%%
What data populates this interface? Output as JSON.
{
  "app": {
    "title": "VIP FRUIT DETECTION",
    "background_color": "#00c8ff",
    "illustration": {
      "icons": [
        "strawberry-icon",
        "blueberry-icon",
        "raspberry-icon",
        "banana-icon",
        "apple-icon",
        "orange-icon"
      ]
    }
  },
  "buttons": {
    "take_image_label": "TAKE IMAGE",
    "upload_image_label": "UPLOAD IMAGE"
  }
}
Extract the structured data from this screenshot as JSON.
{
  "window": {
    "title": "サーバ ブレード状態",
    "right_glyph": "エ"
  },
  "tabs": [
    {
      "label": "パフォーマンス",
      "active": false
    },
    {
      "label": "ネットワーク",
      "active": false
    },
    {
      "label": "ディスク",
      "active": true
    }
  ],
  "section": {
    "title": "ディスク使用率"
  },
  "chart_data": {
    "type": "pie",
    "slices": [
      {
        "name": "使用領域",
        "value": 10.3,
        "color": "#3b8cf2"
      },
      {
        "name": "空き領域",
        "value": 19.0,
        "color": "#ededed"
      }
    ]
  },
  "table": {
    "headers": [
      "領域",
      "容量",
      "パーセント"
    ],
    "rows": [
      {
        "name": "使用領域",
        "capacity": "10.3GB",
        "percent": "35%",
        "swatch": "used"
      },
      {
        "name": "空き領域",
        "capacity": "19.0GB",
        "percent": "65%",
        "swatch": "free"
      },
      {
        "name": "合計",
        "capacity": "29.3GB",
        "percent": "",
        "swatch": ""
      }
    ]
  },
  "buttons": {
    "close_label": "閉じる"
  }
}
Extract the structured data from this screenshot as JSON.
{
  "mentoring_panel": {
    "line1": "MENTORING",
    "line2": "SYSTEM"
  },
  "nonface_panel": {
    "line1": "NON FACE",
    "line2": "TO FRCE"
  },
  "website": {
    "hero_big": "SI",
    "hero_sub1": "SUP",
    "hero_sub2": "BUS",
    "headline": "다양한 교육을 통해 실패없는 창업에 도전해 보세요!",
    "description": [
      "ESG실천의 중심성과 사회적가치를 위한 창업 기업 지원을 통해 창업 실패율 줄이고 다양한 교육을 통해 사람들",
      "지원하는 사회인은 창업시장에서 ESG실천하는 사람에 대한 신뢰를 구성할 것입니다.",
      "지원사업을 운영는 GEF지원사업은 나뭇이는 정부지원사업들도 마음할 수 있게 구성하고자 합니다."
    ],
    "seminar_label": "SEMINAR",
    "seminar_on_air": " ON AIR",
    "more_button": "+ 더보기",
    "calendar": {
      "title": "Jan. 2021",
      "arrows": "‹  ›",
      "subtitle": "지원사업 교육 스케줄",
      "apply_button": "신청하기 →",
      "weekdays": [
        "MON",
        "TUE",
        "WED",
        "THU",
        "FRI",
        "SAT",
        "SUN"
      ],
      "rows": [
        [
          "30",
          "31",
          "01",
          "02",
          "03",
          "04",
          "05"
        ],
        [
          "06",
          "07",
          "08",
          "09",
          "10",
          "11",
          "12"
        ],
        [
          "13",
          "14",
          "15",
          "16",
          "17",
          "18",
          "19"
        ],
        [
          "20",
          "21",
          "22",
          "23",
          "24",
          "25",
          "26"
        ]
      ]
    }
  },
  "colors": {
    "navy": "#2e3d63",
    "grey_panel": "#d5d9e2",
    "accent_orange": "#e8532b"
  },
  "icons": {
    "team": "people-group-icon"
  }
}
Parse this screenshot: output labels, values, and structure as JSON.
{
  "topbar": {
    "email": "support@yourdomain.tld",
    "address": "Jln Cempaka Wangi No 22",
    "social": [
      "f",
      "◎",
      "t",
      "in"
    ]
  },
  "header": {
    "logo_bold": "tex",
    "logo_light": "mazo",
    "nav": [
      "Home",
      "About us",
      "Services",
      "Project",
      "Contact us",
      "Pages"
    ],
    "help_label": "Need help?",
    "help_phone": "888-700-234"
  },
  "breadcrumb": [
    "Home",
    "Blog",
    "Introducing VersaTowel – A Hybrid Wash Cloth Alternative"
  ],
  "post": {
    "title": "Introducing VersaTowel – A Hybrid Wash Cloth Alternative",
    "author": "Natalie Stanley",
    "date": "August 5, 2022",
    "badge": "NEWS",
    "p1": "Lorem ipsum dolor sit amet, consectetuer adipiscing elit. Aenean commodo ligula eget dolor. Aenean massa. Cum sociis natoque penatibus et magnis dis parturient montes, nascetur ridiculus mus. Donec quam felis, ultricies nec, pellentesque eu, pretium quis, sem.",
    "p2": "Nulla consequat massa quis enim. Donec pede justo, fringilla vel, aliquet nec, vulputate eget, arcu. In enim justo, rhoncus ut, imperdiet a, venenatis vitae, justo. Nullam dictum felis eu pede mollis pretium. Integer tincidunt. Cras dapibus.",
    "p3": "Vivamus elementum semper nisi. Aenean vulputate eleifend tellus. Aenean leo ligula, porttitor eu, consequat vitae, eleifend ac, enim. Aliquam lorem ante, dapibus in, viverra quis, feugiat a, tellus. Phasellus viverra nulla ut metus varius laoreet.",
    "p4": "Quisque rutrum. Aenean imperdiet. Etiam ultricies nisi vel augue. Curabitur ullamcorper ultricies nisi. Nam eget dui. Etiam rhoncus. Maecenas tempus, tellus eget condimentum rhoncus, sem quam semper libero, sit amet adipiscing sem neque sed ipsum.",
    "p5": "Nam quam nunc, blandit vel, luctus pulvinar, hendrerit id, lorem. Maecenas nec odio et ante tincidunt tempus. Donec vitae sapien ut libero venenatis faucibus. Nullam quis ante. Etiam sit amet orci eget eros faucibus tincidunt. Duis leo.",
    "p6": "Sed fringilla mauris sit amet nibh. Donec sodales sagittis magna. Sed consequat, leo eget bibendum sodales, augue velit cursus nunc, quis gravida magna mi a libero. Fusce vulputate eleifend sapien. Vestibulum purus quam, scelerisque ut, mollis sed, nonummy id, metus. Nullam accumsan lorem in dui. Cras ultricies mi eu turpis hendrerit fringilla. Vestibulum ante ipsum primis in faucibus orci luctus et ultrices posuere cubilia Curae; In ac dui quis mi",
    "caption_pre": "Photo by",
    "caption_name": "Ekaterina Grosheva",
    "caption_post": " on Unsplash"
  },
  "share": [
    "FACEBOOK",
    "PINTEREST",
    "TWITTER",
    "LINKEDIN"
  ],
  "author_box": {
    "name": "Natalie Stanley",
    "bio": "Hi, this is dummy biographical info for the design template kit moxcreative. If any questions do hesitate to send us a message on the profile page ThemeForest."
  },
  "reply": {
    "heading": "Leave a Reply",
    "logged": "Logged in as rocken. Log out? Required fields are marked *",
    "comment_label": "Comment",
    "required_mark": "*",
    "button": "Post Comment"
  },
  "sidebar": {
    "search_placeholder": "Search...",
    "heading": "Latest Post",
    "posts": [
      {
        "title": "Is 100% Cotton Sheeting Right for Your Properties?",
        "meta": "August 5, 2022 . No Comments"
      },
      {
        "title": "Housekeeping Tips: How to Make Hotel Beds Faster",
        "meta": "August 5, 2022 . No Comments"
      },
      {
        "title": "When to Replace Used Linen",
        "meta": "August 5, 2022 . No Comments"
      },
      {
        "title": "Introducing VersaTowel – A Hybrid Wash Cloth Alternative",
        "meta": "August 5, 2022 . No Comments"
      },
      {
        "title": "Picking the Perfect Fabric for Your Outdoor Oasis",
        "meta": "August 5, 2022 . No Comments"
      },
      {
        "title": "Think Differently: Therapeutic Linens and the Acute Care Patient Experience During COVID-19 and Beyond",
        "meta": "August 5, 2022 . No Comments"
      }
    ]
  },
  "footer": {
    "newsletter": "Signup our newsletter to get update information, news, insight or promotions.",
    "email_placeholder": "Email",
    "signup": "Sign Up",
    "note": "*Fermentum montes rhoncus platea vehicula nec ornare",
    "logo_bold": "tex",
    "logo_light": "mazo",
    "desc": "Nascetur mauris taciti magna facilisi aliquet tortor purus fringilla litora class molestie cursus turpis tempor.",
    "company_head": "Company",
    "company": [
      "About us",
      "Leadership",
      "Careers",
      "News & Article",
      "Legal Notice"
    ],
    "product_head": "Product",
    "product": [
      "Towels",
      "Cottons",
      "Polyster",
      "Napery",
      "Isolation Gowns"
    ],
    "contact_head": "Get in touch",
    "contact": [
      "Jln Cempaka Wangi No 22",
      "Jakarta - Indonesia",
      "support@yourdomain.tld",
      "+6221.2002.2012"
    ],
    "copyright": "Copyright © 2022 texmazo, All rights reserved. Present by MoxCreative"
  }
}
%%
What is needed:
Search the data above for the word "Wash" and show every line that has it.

Output for this exercise:
    "Introducing VersaTowel – A Hybrid Wash Cloth Alternative"
    "title": "Introducing VersaTowel – A Hybrid Wash Cloth Alternative",
        "title": "Introducing VersaTowel – A Hybrid Wash Cloth Alternative",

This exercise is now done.